1 lemon, quartered
4 sprigs fresh rosemary
3 Tbsp olive oil
24 cloves garlic
1/3 cup white wine (we suggest Viognier)
1/3 cup low-sodium chicken broth
4 sprigs fresh rosemary, for garnish
Preheat oven to 450 degrees F (230 degrees C).
Rub hens with 1 tablespoon of the olive oil. Lightly season hens with salt and pepper. Place 1 lemon wedge and 1 sprig rosemary in cavity of each hen. Arrange in a large, heavy roasting pan, and arrange garlic cloves around hens. Roast in preheated oven for 25 minutes.
Reduce oven temperature to 350 degrees F (175 degrees C). In a mixing bowl, whisk together wine, chicken broth, and remaining 2 tablespoons of oil; pour over hens. Continue roasting about 25 minutes longer, or until hens are golden brown and juices run clear. Baste with pan juices every 10 minutes.
Transfer hens to a platter, pouring any cavity juices into the roasting pan. Tent hens with aluminum foil to keep warm. Transfer pan juices and garlic cloves to a medium saucepan and, boil until liquids reduce to a sauce consistency, about 6 minutes. Cut hens in half lengthwise, and arrange on plates. Spoon sauce and garlic around hens. Garnish with rosemary sprigs, and serve.
Not only does October begin Texas Wine Month, but it also brings us the start of deer season beginning with bow hunting. That being said, it only seems fitting to bring you a favorite game recipe. This is a quick bourguignon recipe that uses venison instead of beef and is absolutely scrumptious. If you have any venison steak or back strap hanging around from last year, clean the freezer out and make room for this year’s harvest!
Helpful Hint: Do not skip the butter or the bacon. Venison is so lean that to make this recipe work, you must add in some fats. Feel free to adjust the amount you want to use, but do not skip them all together!
1-2 lbs venison (back strap or steak)
1 cup frozen pearl onions
1/4 teaspoon pink salt
1/4 teaspoon fresh ground black pepper
1/2 teaspoon brown sugar
4-6 tablespoons of butter
4 slices of bacon (we recommend Pederson’s Natural farms) sliced into several 1″ squares
1 package of button mushrooms sliced
3 garlic cloves, minced
chopped fresh thyme
1 tablespoon of tomato paste (no added salt)
1/2 cup dry red Texas Wine
1 cups low sodium beef broth
2 tablespoons of water
1 tablespoon of all purpose flour
Set out frozen pearl onions to thaw
Cut venison into 1-2″ cubes, or preferred bite size
Pat meat dry with a paper towel. Sprinkle with 1/4 teaspoon of salt and pepper.
Heat dutch over or deep cast iron skillet over medium heat.
Melt butter in pan.
Add seasoned, cubed, venison meat to pan and brown evenly on each side.
Remove venison from pan, and set aside in warm place.
Add bacon square to pan, sauté for 2 minutes.
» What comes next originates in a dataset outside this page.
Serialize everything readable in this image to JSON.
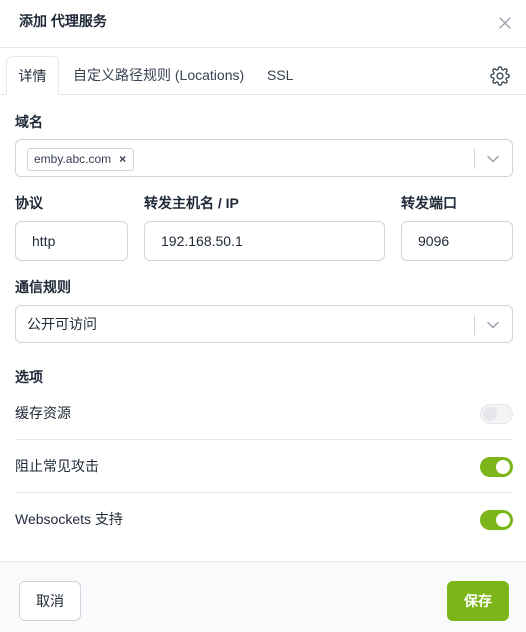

Add mushrooms to the pan and sauté until brow, stirring occasionally so that mushrooms do not stick to pan.
Add garlic, thyme, and brown sugar to pan and stir constantly for one minute.
Add tomato paste. Cook for one minute. Pour in 1 up of dry red Texas wine, and bring to a boil. You will need to scrape the pan occasionally to loosed up any frond (brown bits).
Cook until liquid has reduced by half.
Add thawed pearl onions and beef broth, bring to a boil. Cook for 2 minutes.
Combine flour and water in small bowl or cup. Whisk with fork until smooth. Add the flour-water mixture and cook until sauce has thickened.
Return browned venison to pan.
Reduce heat and simmer for 15 minutes, stirring occasionally.
Serve over a bed of mashed potatoes, rice, or egg noodles.
Pair with your favorite red wine from Brennan Vineyards! We recommend the Super Nero or Tempranillo!